TO DO:
The response must contain all of the entries, each one repeated exactly.
Segment Start: ENTRIES SHOWN
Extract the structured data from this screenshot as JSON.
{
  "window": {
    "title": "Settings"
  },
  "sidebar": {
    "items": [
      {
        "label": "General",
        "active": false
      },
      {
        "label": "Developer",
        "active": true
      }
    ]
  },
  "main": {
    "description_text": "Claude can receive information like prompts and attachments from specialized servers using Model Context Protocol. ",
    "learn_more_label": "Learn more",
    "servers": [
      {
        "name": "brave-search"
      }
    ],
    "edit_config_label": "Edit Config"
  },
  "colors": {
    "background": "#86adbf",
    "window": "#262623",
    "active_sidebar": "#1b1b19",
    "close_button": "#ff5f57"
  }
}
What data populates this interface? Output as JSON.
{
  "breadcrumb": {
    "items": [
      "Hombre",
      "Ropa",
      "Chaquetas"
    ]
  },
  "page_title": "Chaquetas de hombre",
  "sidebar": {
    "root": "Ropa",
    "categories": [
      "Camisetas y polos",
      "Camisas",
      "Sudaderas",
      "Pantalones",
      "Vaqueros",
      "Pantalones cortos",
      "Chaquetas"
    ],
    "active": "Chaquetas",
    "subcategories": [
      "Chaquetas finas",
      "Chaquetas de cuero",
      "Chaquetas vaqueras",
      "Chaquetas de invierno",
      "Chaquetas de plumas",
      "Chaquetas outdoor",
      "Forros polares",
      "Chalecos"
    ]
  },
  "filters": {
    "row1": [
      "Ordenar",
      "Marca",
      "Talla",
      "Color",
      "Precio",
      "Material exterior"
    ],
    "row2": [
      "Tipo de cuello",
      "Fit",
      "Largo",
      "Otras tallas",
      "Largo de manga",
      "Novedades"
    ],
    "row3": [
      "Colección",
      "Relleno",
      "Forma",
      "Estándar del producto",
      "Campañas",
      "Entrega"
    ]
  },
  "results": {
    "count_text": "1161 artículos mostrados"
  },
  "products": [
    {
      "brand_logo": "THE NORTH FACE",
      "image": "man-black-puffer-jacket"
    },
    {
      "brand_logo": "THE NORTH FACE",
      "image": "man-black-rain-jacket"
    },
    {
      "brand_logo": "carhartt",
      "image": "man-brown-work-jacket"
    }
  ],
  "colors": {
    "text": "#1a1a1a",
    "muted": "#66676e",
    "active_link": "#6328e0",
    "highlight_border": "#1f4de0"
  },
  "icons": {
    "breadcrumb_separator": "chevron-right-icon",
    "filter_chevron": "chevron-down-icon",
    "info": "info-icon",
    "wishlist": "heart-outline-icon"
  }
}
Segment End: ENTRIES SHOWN
EXPECTED OUTPUT:
Extract the structured data from this screenshot as JSON.
{
  "window": {
    "title": "Settings"
  },
  "sidebar": {
    "items": [
      {
        "label": "General",
        "active": false
      },
      {
        "label": "Developer",
        "active": true
      }
    ]
  },
  "main": {
    "description_text": "Claude can receive information like prompts and attachments from specialized servers using Model Context Protocol. ",
    "learn_more_label": "Learn more",
    "servers": [
      {
        "name": "brave-search"
      }
    ],
    "edit_config_label": "Edit Config"
  },
  "colors": {
    "background": "#86adbf",
    "window": "#262623",
    "active_sidebar": "#1b1b19",
    "close_button": "#ff5f57"
  }
}
What data populates this interface? Output as JSON.
{
  "breadcrumb": {
    "items": [
      "Hombre",
      "Ropa",
      "Chaquetas"
    ]
  },
  "page_title": "Chaquetas de hombre",
  "sidebar": {
    "root": "Ropa",
    "categories": [
      "Camisetas y polos",
      "Camisas",
      "Sudaderas",
      "Pantalones",
      "Vaqueros",
      "Pantalones cortos",
      "Chaquetas"
    ],
    "active": "Chaquetas",
    "subcategories": [
      "Chaquetas finas",
      "Chaquetas de cuero",
      "Chaquetas vaqueras",
      "Chaquetas de invierno",
      "Chaquetas de plumas",
      "Chaquetas outdoor",
      "Forros polares",
      "Chalecos"
    ]
  },
  "filters": {
    "row1": [
      "Ordenar",
      "Marca",
      "Talla",
      "Color",
      "Precio",
      "Material exterior"
    ],
    "row2": [
      "Tipo de cuello",
      "Fit",
      "Largo",
      "Otras tallas",
      "Largo de manga",
      "Novedades"
    ],
    "row3": [
      "Colección",
      "Relleno",
      "Forma",
      "Estándar del producto",
      "Campañas",
      "Entrega"
    ]
  },
  "results": {
    "count_text": "1161 artículos mostrados"
  },
  "products": [
    {
      "brand_logo": "THE NORTH FACE",
      "image": "man-black-puffer-jacket"
    },
    {
      "brand_logo": "THE NORTH FACE",
      "image": "man-black-rain-jacket"
    },
    {
      "brand_logo": "carhartt",
      "image": "man-brown-work-jacket"
    }
  ],
  "colors": {
    "text": "#1a1a1a",
    "muted": "#66676e",
    "active_link": "#6328e0",
    "highlight_border": "#1f4de0"
  },
  "icons": {
    "breadcrumb_separator": "chevron-right-icon",
    "filter_chevron": "chevron-down-icon",
    "info": "info-icon",
    "wishlist": "heart-outline-icon"
  }
}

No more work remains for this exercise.